Records excerpted from a collection:
■ ■ ■ ■ ■ ■ ■

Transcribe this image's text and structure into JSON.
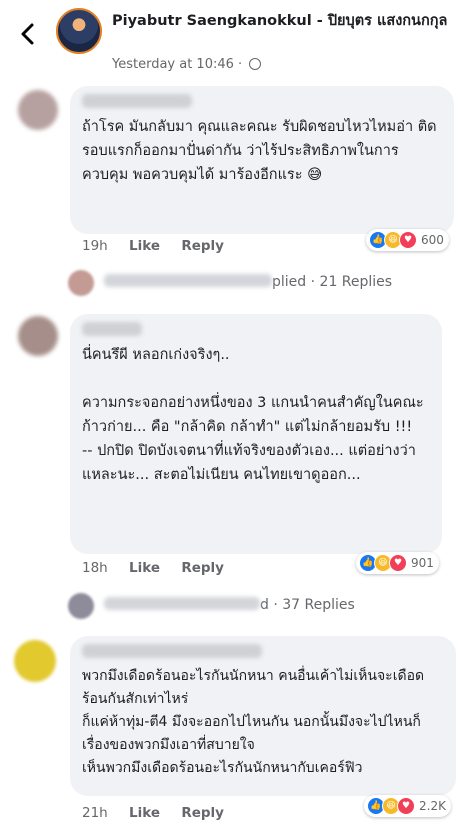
{
  "header": {
    "page_name": "Piyabutr Saengkanokkul - ปิยบุตร แสงกนกกุล",
    "timestamp": "Yesterday at 10:46",
    "separator": "·"
  },
  "comments": [
    {
      "text": "ถ้าโรค มันกลับมา คุณและคณะ รับผิดชอบไหวไหมอ่า ติดรอบแรกก็ออกมาปั่นด่ากัน ว่าไร้ประสิทธิภาพในการควบคุม พอควบคุมได้ มาร้องอีกแระ 😅",
      "time": "19h",
      "like": "Like",
      "reply": "Reply",
      "reactions": "600"
    },
    {
      "text": "นี่คนรึผี หลอกเก่งจริงๆ..\n\nความกระจอกอย่างหนึ่งของ 3 แกนนำคนสำคัญในคณะก้าวก่าย... คือ \"กล้าคิด กล้าทำ\" แต่ไม่กล้ายอมรับ !!!\n-- ปกปิด ปิดบังเจตนาที่แท้จริงของตัวเอง... แต่อย่างว่าแหละนะ... สะตอไม่เนียน คนไทยเขาดูออก...",
      "time": "18h",
      "like": "Like",
      "reply": "Reply",
      "reactions": "901"
    },
    {
      "text": "พวกมึงเดือดร้อนอะไรกันนักหนา คนอื่นเค้าไม่เห็นจะเดือดร้อนกันสักเท่าไหร่\nก็แค่ห้าทุ่ม-ตี4 มึงจะออกไปไหนกัน นอกนั้นมึงจะไปไหนก็เรื่องของพวกมึงเอาที่สบายใจ\nเห็นพวกมึงเดือดร้อนอะไรกันนักหนากับเคอร์ฟิว",
      "time": "21h",
      "like": "Like",
      "reply": "Reply",
      "reactions": "2.2K"
    }
  ],
  "reply_rows": [
    {
      "suffix": "plied",
      "count": "21 Replies"
    },
    {
      "suffix": "d",
      "count": "37 Replies"
    }
  ]
}
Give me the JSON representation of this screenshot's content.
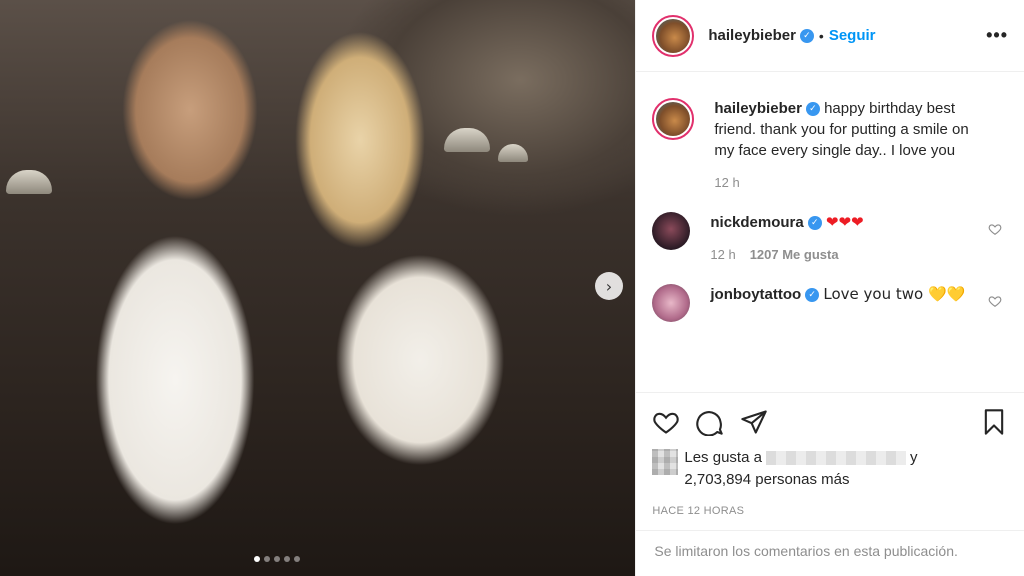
{
  "post": {
    "carousel": {
      "slide_count": 5,
      "active_index": 0,
      "next_arrow": "›"
    }
  },
  "header": {
    "username": "haileybieber",
    "separator": "•",
    "follow_label": "Seguir",
    "more_label": "•••"
  },
  "caption": {
    "username": "haileybieber",
    "text": "happy birthday best friend. thank you for putting a smile on my face every single day.. I love you",
    "time": "12 h"
  },
  "comments": [
    {
      "username": "nickdemoura",
      "text": "❤❤❤",
      "time": "12 h",
      "likes": "1207 Me gusta"
    },
    {
      "username": "jonboytattoo",
      "text": "Love you two 💛💛"
    }
  ],
  "likes": {
    "prefix": "Les gusta a",
    "suffix": "y",
    "count_line": "2,703,894 personas más"
  },
  "timestamp": "HACE 12 HORAS",
  "comments_limited": "Se limitaron los comentarios en esta publicación.",
  "icons": {
    "verified": "verified-badge-icon",
    "like": "heart-icon",
    "comment": "comment-bubble-icon",
    "share": "paper-plane-icon",
    "save": "bookmark-icon"
  },
  "colors": {
    "accent": "#0095f6",
    "verified": "#3897f0",
    "heart": "#ed1c24",
    "yellow_heart": "#f5c518"
  }
}
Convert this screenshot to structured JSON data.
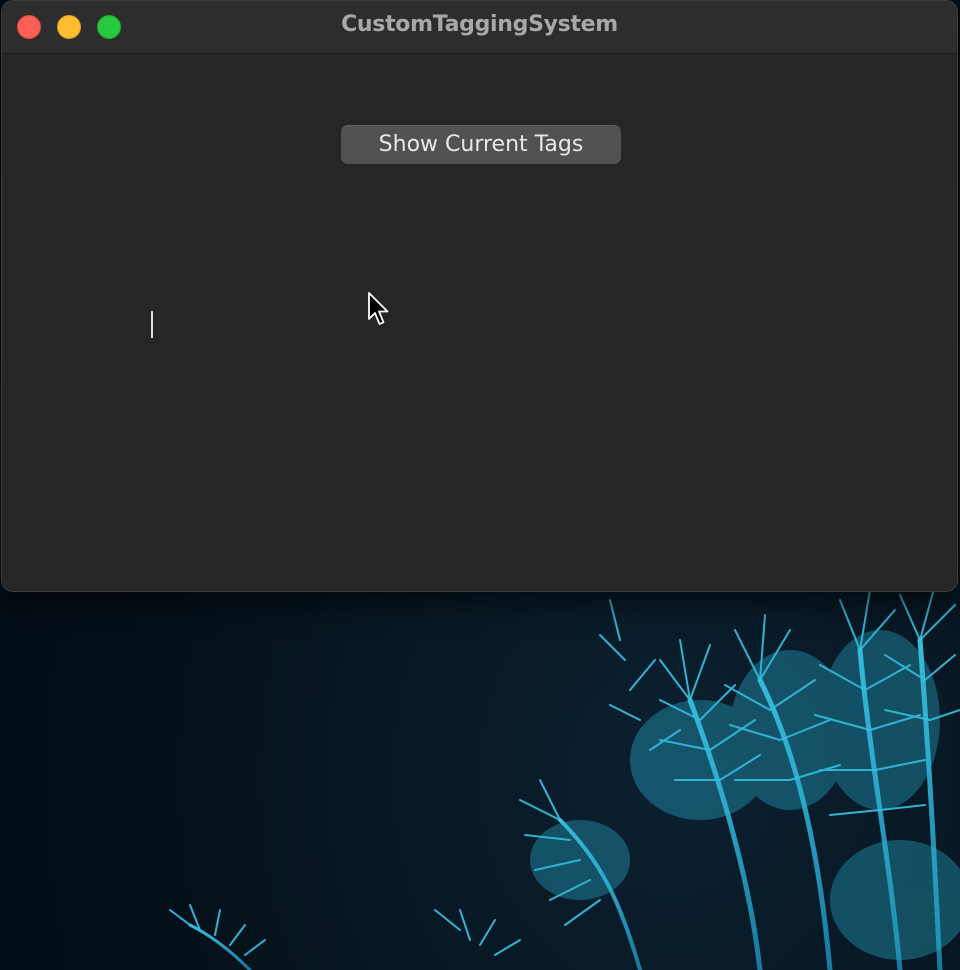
{
  "window": {
    "title": "CustomTaggingSystem",
    "controls": {
      "close_icon": "close-icon",
      "minimize_icon": "minimize-icon",
      "zoom_icon": "zoom-icon"
    }
  },
  "main": {
    "show_tags_button_label": "Show Current Tags"
  },
  "colors": {
    "window_bg": "#262626",
    "titlebar_bg": "#2d2d2d",
    "button_bg": "#525252",
    "close": "#fe5f57",
    "minimize": "#febc2e",
    "zoom": "#28c840",
    "wallpaper_plant": "#2ab6d8"
  },
  "icons": {
    "pointer": "arrow-pointer-icon",
    "caret": "text-caret"
  }
}
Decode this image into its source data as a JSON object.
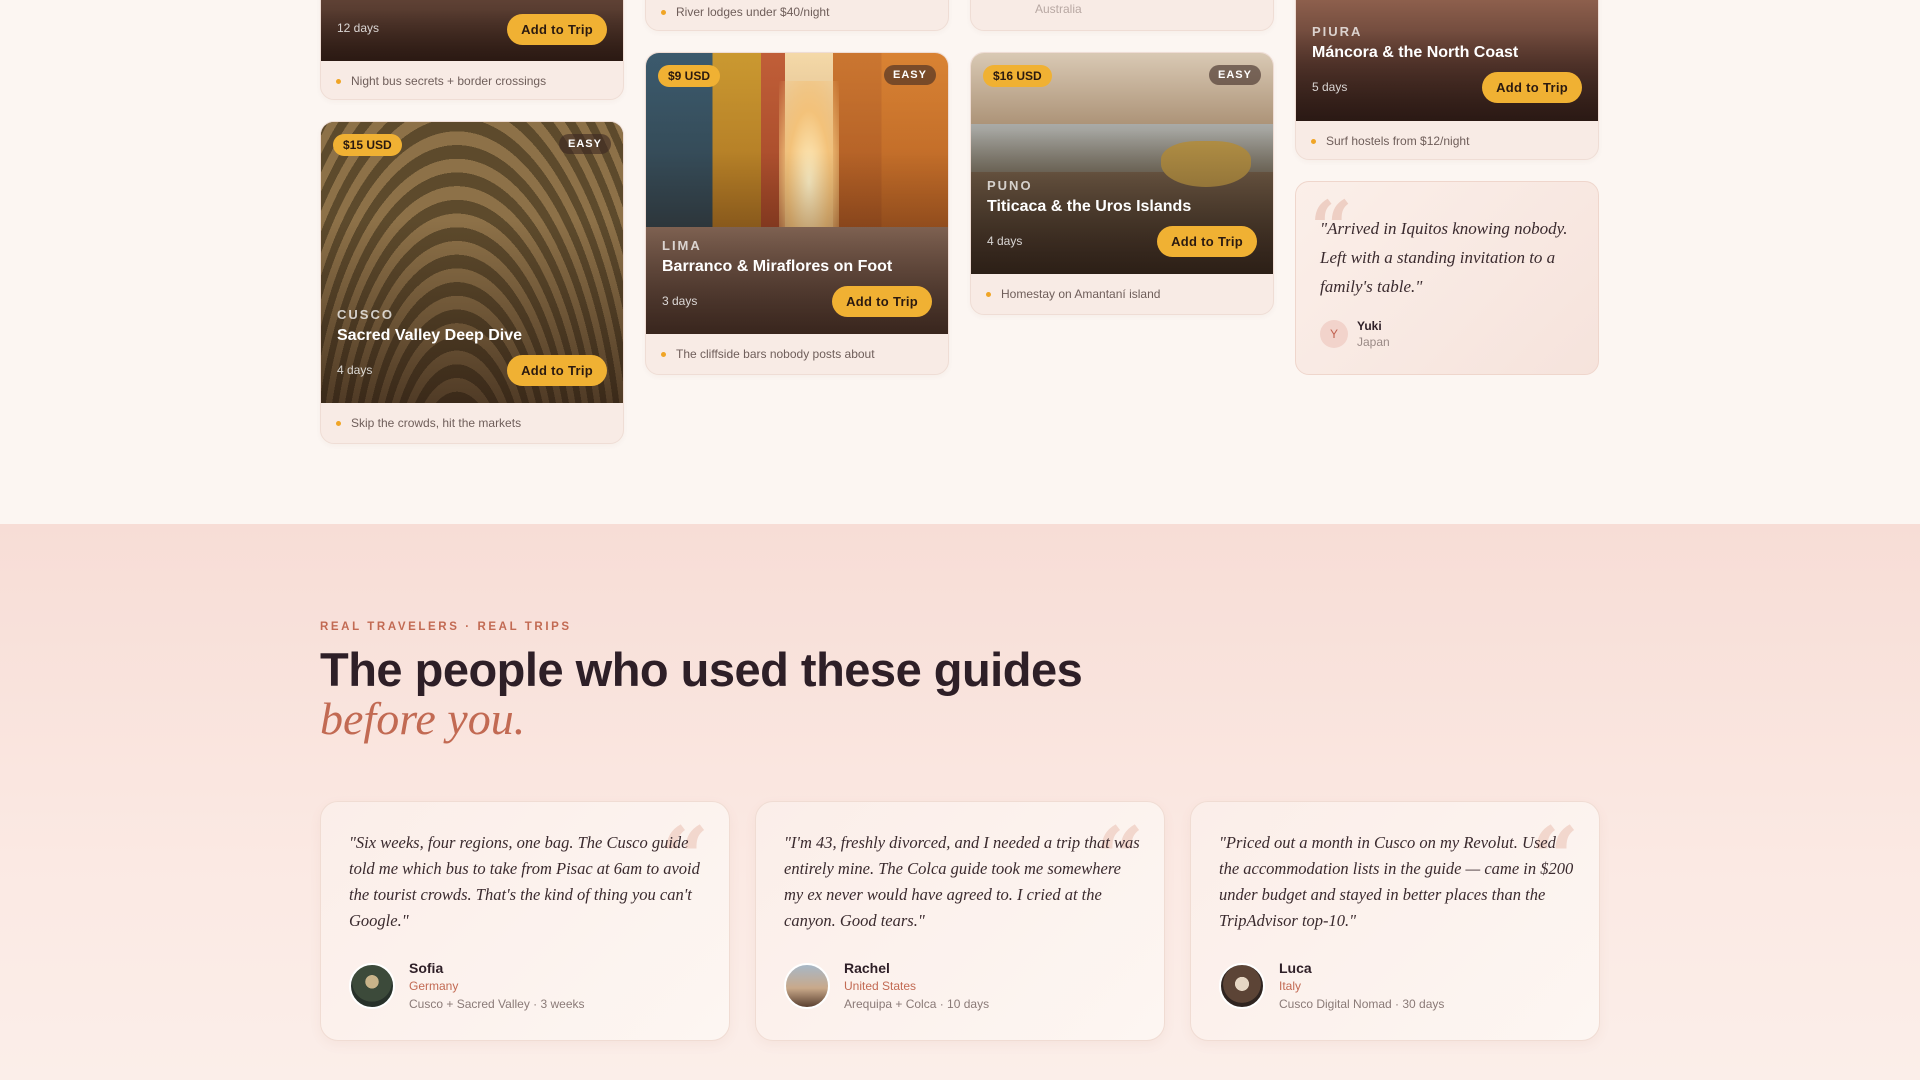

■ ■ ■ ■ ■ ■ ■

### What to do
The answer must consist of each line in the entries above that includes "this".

### Answer section
Transcribe this image's text and structure into JSON.
Give me the JSON representation of this screenshot's content.
Convert this screenshot to structured JSON data.
Decode this image into its source data as a JSON object.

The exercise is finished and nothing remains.